EXERCISE DETAILS:
Return the number of lines below that contain "NAME"; nothing else belongs in the reply.

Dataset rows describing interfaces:
##############################

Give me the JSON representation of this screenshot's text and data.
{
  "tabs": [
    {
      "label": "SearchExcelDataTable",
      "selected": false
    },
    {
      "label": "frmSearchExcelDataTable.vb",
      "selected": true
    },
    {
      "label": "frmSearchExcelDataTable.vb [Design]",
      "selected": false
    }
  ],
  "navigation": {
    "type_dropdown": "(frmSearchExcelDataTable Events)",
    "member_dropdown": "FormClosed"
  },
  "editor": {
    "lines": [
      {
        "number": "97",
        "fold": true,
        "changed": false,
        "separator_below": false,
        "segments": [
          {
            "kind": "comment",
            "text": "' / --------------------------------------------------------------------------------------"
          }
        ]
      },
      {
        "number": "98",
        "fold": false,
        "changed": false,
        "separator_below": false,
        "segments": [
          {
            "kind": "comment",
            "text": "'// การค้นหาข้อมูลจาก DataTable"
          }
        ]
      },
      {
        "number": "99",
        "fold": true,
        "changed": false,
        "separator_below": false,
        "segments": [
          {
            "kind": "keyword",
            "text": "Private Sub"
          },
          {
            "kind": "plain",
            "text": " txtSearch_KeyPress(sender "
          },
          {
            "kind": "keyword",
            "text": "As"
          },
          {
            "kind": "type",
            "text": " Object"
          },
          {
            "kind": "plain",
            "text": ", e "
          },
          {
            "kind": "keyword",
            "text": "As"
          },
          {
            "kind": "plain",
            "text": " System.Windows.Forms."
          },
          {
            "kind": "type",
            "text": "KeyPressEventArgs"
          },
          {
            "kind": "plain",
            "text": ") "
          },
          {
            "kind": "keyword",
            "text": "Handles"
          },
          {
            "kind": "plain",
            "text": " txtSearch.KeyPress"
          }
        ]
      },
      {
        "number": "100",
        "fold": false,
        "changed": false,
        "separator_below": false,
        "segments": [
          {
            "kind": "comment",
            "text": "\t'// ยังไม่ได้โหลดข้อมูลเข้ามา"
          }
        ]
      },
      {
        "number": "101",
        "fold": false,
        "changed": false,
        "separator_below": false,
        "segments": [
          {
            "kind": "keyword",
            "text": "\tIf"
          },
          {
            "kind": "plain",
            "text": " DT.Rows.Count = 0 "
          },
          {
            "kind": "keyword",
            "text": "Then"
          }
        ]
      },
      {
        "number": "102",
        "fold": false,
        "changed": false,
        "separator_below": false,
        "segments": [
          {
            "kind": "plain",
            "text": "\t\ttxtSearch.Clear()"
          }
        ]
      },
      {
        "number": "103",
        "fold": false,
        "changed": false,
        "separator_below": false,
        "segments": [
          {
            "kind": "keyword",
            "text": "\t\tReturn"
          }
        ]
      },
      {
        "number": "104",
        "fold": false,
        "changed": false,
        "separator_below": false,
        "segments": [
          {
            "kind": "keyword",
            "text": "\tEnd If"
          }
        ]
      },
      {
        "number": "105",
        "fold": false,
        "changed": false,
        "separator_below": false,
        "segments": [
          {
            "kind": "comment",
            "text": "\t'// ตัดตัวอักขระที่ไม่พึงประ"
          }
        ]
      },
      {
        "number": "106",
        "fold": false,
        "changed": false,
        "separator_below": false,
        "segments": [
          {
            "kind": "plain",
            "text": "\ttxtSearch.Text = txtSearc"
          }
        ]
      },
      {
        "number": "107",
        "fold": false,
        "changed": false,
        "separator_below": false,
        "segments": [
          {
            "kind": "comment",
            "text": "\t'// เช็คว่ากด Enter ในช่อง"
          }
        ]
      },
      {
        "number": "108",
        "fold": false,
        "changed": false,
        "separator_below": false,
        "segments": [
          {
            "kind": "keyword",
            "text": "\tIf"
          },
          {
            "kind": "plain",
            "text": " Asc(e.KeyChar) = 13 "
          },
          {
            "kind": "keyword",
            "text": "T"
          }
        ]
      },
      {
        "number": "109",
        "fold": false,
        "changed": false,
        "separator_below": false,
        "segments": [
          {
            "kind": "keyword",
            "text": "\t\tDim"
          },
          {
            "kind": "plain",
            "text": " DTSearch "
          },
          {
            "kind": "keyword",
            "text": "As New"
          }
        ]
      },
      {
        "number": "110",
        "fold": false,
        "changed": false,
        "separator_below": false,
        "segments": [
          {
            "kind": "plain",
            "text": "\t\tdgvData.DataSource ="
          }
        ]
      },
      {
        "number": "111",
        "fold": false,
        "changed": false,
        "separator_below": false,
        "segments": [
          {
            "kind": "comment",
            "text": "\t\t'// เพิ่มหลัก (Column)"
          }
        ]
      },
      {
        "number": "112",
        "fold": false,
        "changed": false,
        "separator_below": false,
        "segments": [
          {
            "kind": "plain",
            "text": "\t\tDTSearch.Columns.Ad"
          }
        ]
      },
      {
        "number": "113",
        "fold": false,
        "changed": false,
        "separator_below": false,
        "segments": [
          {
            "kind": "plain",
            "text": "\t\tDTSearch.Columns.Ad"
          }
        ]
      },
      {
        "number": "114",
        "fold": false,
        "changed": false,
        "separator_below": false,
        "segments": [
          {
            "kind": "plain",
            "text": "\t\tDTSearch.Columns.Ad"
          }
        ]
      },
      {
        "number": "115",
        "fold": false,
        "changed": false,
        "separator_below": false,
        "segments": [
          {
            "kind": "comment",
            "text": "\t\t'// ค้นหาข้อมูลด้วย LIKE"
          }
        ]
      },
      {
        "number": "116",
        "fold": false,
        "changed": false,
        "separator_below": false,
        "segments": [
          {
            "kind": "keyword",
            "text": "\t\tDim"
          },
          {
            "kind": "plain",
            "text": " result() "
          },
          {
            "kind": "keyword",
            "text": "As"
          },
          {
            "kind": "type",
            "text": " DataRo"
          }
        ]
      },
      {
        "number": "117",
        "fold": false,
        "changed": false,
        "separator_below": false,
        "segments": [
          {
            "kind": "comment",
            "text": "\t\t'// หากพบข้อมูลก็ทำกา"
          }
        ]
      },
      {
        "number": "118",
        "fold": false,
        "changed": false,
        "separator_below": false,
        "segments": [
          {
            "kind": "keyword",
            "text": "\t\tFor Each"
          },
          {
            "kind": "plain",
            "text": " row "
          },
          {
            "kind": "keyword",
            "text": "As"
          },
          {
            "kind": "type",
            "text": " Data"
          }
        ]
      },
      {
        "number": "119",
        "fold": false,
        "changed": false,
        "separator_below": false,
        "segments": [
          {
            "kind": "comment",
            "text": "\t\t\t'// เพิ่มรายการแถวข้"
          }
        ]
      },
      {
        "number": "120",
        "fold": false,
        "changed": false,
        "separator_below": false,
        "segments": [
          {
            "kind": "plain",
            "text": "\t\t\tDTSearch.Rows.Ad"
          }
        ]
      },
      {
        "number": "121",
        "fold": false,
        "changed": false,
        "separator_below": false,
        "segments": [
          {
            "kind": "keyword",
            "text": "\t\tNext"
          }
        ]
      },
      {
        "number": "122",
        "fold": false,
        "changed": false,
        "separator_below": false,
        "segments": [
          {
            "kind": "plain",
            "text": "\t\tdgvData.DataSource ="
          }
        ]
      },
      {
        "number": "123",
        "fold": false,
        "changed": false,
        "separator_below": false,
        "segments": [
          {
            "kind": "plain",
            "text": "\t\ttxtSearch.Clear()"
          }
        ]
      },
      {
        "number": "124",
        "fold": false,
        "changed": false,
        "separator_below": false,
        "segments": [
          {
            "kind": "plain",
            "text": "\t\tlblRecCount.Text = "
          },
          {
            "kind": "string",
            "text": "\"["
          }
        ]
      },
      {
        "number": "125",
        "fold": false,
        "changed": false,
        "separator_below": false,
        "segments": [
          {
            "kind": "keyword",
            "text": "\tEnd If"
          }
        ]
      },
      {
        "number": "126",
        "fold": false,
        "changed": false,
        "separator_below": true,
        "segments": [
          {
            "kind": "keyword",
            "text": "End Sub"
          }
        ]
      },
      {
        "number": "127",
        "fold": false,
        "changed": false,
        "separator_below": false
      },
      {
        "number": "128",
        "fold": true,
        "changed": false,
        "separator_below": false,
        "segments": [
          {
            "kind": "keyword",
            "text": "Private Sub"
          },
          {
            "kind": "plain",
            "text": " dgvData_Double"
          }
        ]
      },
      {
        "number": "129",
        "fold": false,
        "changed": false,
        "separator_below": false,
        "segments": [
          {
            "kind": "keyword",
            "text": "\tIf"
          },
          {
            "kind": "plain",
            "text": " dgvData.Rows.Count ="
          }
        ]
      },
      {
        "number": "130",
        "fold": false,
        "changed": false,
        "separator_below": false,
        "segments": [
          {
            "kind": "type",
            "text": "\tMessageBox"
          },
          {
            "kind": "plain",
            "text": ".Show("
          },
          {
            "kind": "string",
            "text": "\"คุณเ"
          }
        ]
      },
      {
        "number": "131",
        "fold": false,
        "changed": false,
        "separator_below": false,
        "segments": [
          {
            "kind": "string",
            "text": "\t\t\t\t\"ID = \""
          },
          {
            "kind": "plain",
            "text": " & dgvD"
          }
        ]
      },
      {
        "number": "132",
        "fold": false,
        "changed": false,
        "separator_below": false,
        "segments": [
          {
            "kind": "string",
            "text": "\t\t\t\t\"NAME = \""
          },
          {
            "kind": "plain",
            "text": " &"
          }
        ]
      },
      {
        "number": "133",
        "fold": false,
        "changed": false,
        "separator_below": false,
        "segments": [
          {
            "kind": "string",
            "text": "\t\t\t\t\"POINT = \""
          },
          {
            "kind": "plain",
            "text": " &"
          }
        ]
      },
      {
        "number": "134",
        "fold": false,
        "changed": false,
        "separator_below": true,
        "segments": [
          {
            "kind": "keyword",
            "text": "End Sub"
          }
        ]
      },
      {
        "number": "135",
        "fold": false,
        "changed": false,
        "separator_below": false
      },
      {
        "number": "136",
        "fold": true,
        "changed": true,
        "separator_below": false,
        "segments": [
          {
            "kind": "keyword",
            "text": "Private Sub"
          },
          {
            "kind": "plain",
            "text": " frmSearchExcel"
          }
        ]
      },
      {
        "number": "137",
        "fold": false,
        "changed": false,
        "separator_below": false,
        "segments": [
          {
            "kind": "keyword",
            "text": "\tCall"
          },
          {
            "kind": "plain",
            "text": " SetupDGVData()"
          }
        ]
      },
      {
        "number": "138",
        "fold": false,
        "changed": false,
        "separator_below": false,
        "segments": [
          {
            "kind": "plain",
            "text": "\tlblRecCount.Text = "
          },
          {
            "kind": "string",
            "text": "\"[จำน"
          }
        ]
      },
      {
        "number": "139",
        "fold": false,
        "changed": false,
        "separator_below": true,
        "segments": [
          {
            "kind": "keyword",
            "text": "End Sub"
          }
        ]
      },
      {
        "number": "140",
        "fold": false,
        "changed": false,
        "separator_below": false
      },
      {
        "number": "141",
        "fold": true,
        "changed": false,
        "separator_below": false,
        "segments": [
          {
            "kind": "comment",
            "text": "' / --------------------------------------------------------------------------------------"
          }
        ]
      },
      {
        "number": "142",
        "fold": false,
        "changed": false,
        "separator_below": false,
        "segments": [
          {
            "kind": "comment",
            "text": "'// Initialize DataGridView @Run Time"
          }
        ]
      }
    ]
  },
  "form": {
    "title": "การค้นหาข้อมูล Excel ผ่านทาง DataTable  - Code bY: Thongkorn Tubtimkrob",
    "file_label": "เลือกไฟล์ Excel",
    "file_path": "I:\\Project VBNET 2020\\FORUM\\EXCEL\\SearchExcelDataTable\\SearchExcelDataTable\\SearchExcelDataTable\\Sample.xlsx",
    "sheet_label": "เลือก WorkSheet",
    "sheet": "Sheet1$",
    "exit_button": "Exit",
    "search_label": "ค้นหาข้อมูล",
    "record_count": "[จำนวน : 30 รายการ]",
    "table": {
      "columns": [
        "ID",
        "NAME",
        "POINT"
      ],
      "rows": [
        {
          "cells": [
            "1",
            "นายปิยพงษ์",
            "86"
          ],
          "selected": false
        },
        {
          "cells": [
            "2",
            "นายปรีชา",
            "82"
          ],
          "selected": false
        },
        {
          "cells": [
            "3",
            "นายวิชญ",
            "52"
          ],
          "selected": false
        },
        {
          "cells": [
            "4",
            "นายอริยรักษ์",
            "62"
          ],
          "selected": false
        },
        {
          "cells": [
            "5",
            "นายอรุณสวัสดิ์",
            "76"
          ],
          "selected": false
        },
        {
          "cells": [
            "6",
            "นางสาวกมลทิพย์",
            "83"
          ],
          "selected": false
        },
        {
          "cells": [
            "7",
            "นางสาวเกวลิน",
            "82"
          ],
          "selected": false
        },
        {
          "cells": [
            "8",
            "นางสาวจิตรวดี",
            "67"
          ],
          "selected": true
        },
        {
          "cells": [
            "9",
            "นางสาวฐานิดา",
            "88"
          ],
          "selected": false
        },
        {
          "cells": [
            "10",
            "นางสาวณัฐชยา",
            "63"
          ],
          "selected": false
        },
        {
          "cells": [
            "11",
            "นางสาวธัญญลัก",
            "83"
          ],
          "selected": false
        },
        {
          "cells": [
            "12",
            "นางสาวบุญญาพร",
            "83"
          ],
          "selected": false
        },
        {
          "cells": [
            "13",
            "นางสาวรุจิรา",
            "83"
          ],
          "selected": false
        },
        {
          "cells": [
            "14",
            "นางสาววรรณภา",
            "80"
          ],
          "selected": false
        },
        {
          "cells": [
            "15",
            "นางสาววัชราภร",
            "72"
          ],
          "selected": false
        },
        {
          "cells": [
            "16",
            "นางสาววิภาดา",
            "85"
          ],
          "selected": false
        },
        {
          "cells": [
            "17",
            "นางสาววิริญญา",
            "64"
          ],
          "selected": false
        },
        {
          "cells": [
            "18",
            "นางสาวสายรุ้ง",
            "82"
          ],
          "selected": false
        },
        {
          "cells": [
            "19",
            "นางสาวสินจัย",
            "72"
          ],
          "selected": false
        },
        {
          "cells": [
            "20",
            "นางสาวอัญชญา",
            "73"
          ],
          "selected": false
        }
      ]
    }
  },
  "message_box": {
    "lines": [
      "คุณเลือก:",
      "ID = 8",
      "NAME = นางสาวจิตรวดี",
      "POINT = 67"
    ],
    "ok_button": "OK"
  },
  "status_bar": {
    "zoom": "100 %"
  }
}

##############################

EXERCISE RESPONSE:
3